*** Opening Recorded information ***

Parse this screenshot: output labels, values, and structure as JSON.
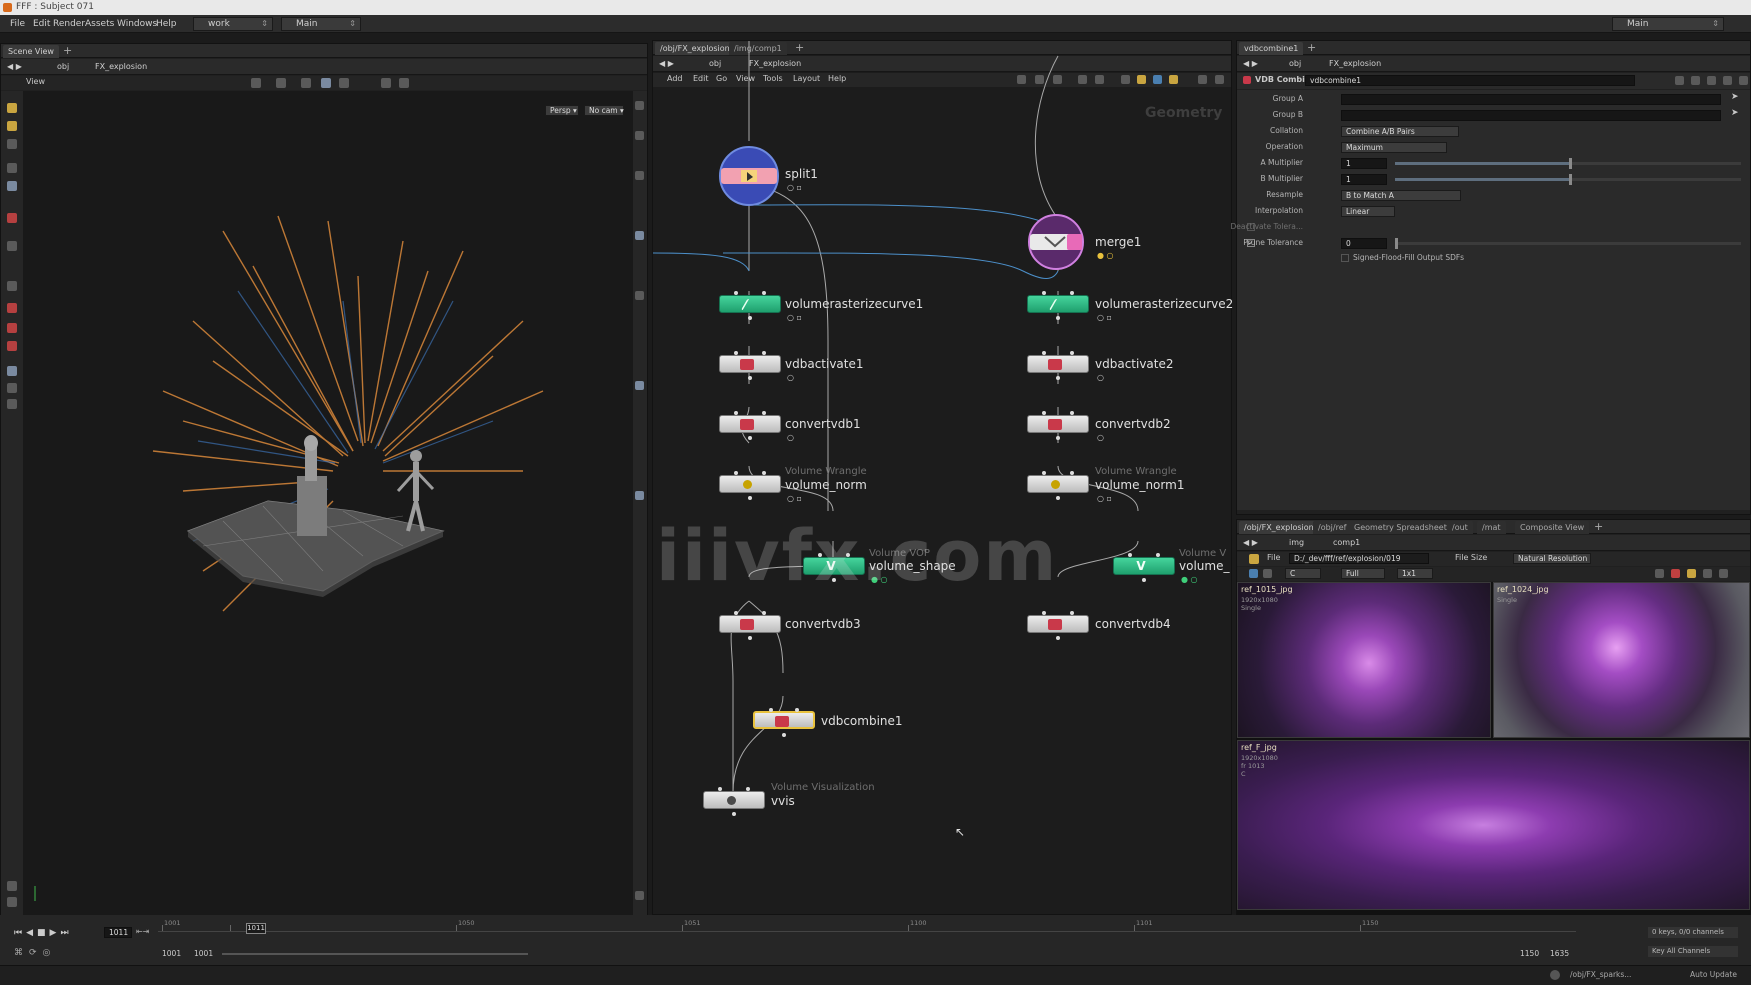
{
  "window": {
    "title": "FFF : Subject 071"
  },
  "menubar": {
    "items": [
      "File",
      "Edit",
      "Render",
      "Assets",
      "Windows",
      "Help"
    ],
    "desktop": "work",
    "context": "Main",
    "right_context": "Main"
  },
  "scene_view": {
    "tab": "Scene View",
    "path": {
      "root": "obj",
      "node": "FX_explosion"
    },
    "view_label": "View",
    "persp": "Persp ▾",
    "cam": "No cam ▾"
  },
  "network": {
    "tabs": [
      "/obj/FX_explosion",
      "/img/comp1"
    ],
    "path": {
      "root": "obj",
      "node": "FX_explosion"
    },
    "menu": [
      "Add",
      "Edit",
      "Go",
      "View",
      "Tools",
      "Layout",
      "Help"
    ],
    "context_label": "Geometry",
    "nodes": {
      "split1": "split1",
      "merge1": "merge1",
      "vrc1": "volumerasterizecurve1",
      "vrc2": "volumerasterizecurve2",
      "vdbact1": "vdbactivate1",
      "vdbact2": "vdbactivate2",
      "convvdb1": "convertvdb1",
      "convvdb2": "convertvdb2",
      "vnorm_sub": "Volume Wrangle",
      "vnorm": "volume_norm",
      "vnorm1_sub": "Volume Wrangle",
      "vnorm1": "volume_norm1",
      "vshape_sub": "Volume VOP",
      "vshape": "volume_shape",
      "vshape2_sub": "Volume V",
      "vshape2": "volume_",
      "convvdb3": "convertvdb3",
      "convvdb4": "convertvdb4",
      "vdbcombine1": "vdbcombine1",
      "vvis_sub": "Volume Visualization",
      "vvis": "vvis"
    }
  },
  "watermark": "iiivfx.com",
  "params": {
    "tab": "vdbcombine1",
    "path": {
      "root": "obj",
      "node": "FX_explosion"
    },
    "type": "VDB Combine",
    "name": "vdbcombine1",
    "rows": {
      "group_a": "Group A",
      "group_b": "Group B",
      "collation": "Collation",
      "collation_value": "Combine A/B Pairs",
      "operation": "Operation",
      "operation_value": "Maximum",
      "a_mult": "A Multiplier",
      "a_mult_value": "1",
      "b_mult": "B Multiplier",
      "b_mult_value": "1",
      "resample": "Resample",
      "resample_value": "B to Match A",
      "interp": "Interpolation",
      "interp_value": "Linear",
      "deact_tol": "Deactivate Tolera...",
      "prune_tol": "Prune Tolerance",
      "prune_tol_value": "0",
      "sdf": "Signed-Flood-Fill Output SDFs"
    }
  },
  "image_viewer": {
    "tabs": [
      "/obj/FX_explosion",
      "/obj/ref",
      "Geometry Spreadsheet",
      "/out",
      "/mat",
      "Composite View"
    ],
    "path": {
      "root": "img",
      "node": "comp1"
    },
    "file_label": "File",
    "file_path": "D:/_dev/fff/ref/explosion/019",
    "file_size": "File Size",
    "resolution": "Natural Resolution",
    "full": "Full",
    "zoom": "1x1",
    "channel": "C",
    "tiles": [
      {
        "name": "ref_1015_jpg",
        "meta": "1920x1080\nSingle"
      },
      {
        "name": "ref_1024_jpg",
        "meta": "Single"
      },
      {
        "name": "ref_F_jpg",
        "meta": "1920x1080\nfr 1013\nC"
      }
    ]
  },
  "timeline": {
    "current_frame": "1011",
    "marker_frame": "1011",
    "ticks": [
      "1001",
      "1050",
      "1051",
      "1100",
      "1101",
      "1150"
    ],
    "start": "1001",
    "start2": "1001",
    "end": "1150",
    "end2": "1635",
    "keys": "0 keys, 0/0 channels",
    "key_all": "Key All Channels"
  },
  "status": {
    "path": "/obj/FX_sparks...",
    "update": "Auto Update"
  },
  "colors": {
    "green_node": "#2fbf83",
    "selected_yellow": "#e9c23d",
    "bg_dark": "#1b1b1b",
    "smoke_purple": "#6b2d8e"
  }
}
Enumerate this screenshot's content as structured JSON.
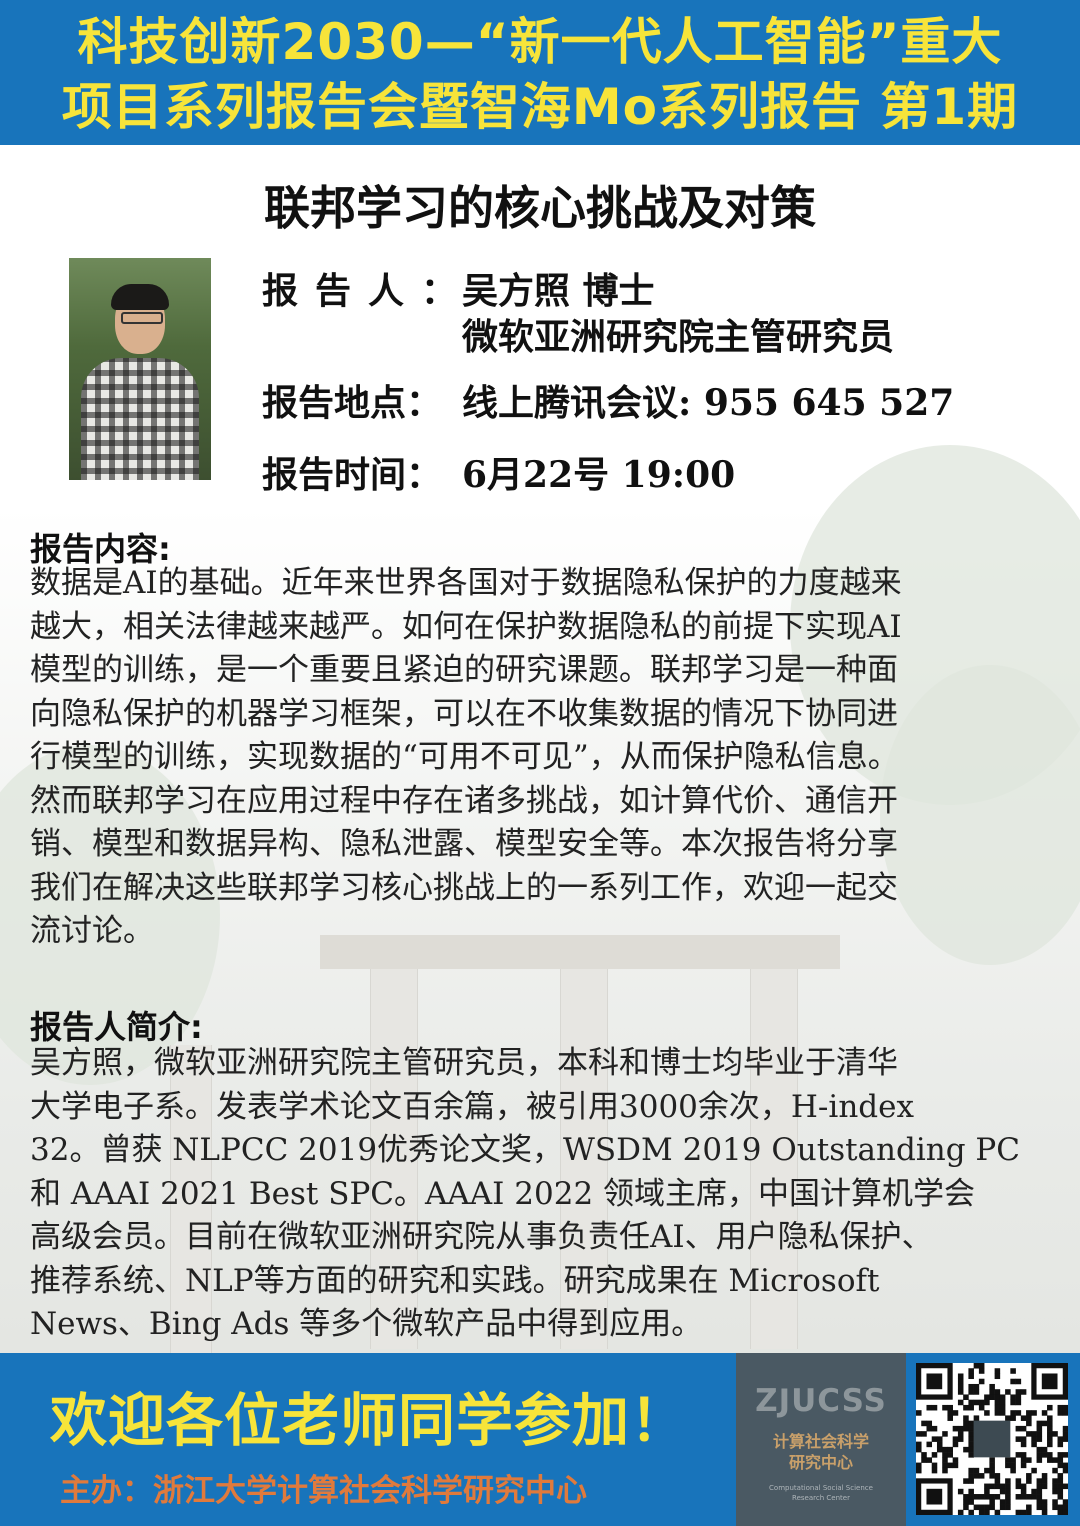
{
  "header": {
    "line1": "科技创新2030—“新一代人工智能”重大",
    "line2": "项目系列报告会暨智海Mo系列报告 第1期"
  },
  "title": "联邦学习的核心挑战及对策",
  "speaker": {
    "label": "报告人：",
    "name": "吴方照 博士",
    "affiliation": "微软亚洲研究院主管研究员"
  },
  "location": {
    "label": "报告地点：",
    "value": "线上腾讯会议: 955 645 527"
  },
  "time": {
    "label": "报告时间：",
    "value": "6月22号 19:00"
  },
  "abstract": {
    "heading": "报告内容:",
    "lines": [
      "数据是AI的基础。近年来世界各国对于数据隐私保护的力度越来",
      "越大，相关法律越来越严。如何在保护数据隐私的前提下实现AI",
      "模型的训练，是一个重要且紧迫的研究课题。联邦学习是一种面",
      "向隐私保护的机器学习框架，可以在不收集数据的情况下协同进",
      "行模型的训练，实现数据的“可用不可见”，从而保护隐私信息。",
      "然而联邦学习在应用过程中存在诸多挑战，如计算代价、通信开",
      "销、模型和数据异构、隐私泄露、模型安全等。本次报告将分享",
      "我们在解决这些联邦学习核心挑战上的一系列工作，欢迎一起交",
      "流讨论。"
    ]
  },
  "bio": {
    "heading": "报告人简介:",
    "lines": [
      "吴方照，微软亚洲研究院主管研究员，本科和博士均毕业于清华",
      "大学电子系。发表学术论文百余篇，被引用3000余次，H-index",
      "32。曾获 NLPCC 2019优秀论文奖，WSDM 2019 Outstanding PC",
      "和 AAAI 2021 Best SPC。AAAI 2022 领域主席，中国计算机学会",
      "高级会员。目前在微软亚洲研究院从事负责任AI、用户隐私保护、",
      "推荐系统、NLP等方面的研究和实践。研究成果在 Microsoft",
      "News、Bing Ads 等多个微软产品中得到应用。"
    ]
  },
  "footer": {
    "welcome": "欢迎各位老师同学参加！",
    "host": "主办：浙江大学计算社会科学研究中心",
    "logo_mark": "ZJUCSS",
    "logo_cn_1": "计算社会科学",
    "logo_cn_2": "研究中心",
    "logo_en_1": "Computational Social Science",
    "logo_en_2": "Research Center"
  },
  "icons": {
    "qr": "qr-code-icon",
    "photo": "speaker-photo"
  },
  "colors": {
    "banner_blue": "#1874bb",
    "banner_yellow": "#f7e43a",
    "host_orange": "#e07a3c",
    "logo_gray": "#4a5963"
  }
}
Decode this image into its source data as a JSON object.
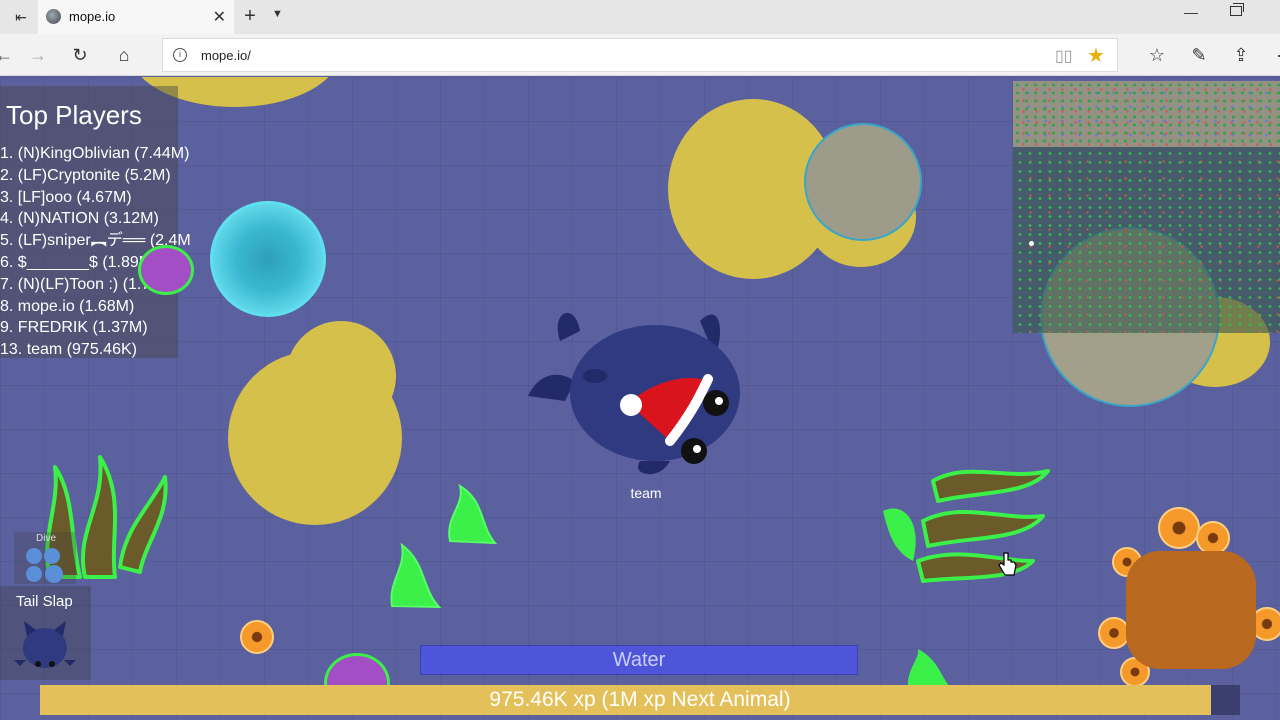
{
  "browser": {
    "tab_title": "mope.io",
    "url": "mope.io/"
  },
  "leaderboard": {
    "title": "Top Players",
    "entries": [
      "1. (N)KingOblivian (7.44M)",
      "2. (LF)Cryptonite (5.2M)",
      "3. [LF]ooo (4.67M)",
      "4. (N)NATION (3.12M)",
      "5. (LF)sniper︻デ══ (2.4M",
      "6. $_______$ (1.89M)",
      "7. (N)(LF)Toon :) (1.72M)",
      "8. mope.io (1.68M)",
      "9. FREDRIK (1.37M)",
      "13. team (975.46K)"
    ]
  },
  "player": {
    "name": "team"
  },
  "abilities": {
    "dive_label": "Dive",
    "tail_slap_label": "Tail Slap"
  },
  "water": {
    "label": "Water",
    "level": 1.0
  },
  "xp": {
    "label": "975.46K xp  (1M xp Next Animal)",
    "current": 975460,
    "next": 1000000
  },
  "colors": {
    "ocean": "#5b609f",
    "food_yellow": "#d6c04c",
    "kelp_green": "#3cf04a",
    "xp_bar": "#e4c05a",
    "water_bar": "#4f55d9",
    "player_body": "#2f3a80"
  }
}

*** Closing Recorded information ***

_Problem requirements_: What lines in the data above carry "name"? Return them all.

_Task result_:
    "name": "vdbcombine1",
        "name": "ref_1015_jpg",
        "name": "ref_1024_jpg",
        "name": "ref_F_jpg",
    "name": "吴方照 博士",
    "name": "team"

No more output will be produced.